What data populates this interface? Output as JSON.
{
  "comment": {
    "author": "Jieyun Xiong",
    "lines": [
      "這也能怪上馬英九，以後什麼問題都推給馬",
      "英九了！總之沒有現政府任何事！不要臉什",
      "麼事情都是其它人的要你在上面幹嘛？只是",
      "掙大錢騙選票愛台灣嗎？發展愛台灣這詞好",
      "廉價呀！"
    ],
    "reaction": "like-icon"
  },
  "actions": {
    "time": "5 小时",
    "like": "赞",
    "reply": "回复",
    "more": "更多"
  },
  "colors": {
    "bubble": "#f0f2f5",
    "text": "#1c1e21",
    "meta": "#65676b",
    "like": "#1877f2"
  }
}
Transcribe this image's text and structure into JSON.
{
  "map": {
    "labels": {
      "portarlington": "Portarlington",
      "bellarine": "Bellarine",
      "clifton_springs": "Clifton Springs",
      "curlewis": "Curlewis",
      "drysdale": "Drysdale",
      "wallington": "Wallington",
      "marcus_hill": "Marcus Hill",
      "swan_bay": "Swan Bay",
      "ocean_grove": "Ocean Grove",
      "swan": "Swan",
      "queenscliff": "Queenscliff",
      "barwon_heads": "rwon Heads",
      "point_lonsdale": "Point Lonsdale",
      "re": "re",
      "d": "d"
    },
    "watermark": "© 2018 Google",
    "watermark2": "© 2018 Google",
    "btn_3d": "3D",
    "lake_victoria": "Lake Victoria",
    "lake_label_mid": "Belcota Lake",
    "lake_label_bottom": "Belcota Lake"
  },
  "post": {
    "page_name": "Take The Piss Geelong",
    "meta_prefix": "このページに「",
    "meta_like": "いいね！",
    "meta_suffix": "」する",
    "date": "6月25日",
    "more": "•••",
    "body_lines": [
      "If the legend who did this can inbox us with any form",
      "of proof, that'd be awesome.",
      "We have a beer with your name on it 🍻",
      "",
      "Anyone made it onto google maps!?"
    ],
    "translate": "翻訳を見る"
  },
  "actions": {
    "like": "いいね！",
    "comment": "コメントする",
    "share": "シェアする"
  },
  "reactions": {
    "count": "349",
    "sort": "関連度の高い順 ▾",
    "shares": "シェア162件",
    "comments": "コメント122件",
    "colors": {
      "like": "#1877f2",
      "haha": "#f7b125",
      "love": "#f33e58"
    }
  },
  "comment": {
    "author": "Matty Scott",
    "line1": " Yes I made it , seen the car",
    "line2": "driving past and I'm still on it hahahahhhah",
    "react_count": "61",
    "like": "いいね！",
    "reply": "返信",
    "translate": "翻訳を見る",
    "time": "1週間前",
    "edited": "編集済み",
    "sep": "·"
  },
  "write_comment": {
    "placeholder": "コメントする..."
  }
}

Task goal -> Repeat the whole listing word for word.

Task output ->
What data populates this interface? Output as JSON.
{
  "comment": {
    "author": "Jieyun Xiong",
    "lines": [
      "這也能怪上馬英九，以後什麼問題都推給馬",
      "英九了！總之沒有現政府任何事！不要臉什",
      "麼事情都是其它人的要你在上面幹嘛？只是",
      "掙大錢騙選票愛台灣嗎？發展愛台灣這詞好",
      "廉價呀！"
    ],
    "reaction": "like-icon"
  },
  "actions": {
    "time": "5 小时",
    "like": "赞",
    "reply": "回复",
    "more": "更多"
  },
  "colors": {
    "bubble": "#f0f2f5",
    "text": "#1c1e21",
    "meta": "#65676b",
    "like": "#1877f2"
  }
}
Transcribe this image's text and structure into JSON.
{
  "map": {
    "labels": {
      "portarlington": "Portarlington",
      "bellarine": "Bellarine",
      "clifton_springs": "Clifton Springs",
      "curlewis": "Curlewis",
      "drysdale": "Drysdale",
      "wallington": "Wallington",
      "marcus_hill": "Marcus Hill",
      "swan_bay": "Swan Bay",
      "ocean_grove": "Ocean Grove",
      "swan": "Swan",
      "queenscliff": "Queenscliff",
      "barwon_heads": "rwon Heads",
      "point_lonsdale": "Point Lonsdale",
      "re": "re",
      "d": "d"
    },
    "watermark": "© 2018 Google",
    "watermark2": "© 2018 Google",
    "btn_3d": "3D",
    "lake_victoria": "Lake Victoria",
    "lake_label_mid": "Belcota Lake",
    "lake_label_bottom": "Belcota Lake"
  },
  "post": {
    "page_name": "Take The Piss Geelong",
    "meta_prefix": "このページに「",
    "meta_like": "いいね！",
    "meta_suffix": "」する",
    "date": "6月25日",
    "more": "•••",
    "body_lines": [
      "If the legend who did this can inbox us with any form",
      "of proof, that'd be awesome.",
      "We have a beer with your name on it 🍻",
      "",
      "Anyone made it onto google maps!?"
    ],
    "translate": "翻訳を見る"
  },
  "actions": {
    "like": "いいね！",
    "comment": "コメントする",
    "share": "シェアする"
  },
  "reactions": {
    "count": "349",
    "sort": "関連度の高い順 ▾",
    "shares": "シェア162件",
    "comments": "コメント122件",
    "colors": {
      "like": "#1877f2",
      "haha": "#f7b125",
      "love": "#f33e58"
    }
  },
  "comment": {
    "author": "Matty Scott",
    "line1": " Yes I made it , seen the car",
    "line2": "driving past and I'm still on it hahahahhhah",
    "react_count": "61",
    "like": "いいね！",
    "reply": "返信",
    "translate": "翻訳を見る",
    "time": "1週間前",
    "edited": "編集済み",
    "sep": "·"
  },
  "write_comment": {
    "placeholder": "コメントする..."
  }
}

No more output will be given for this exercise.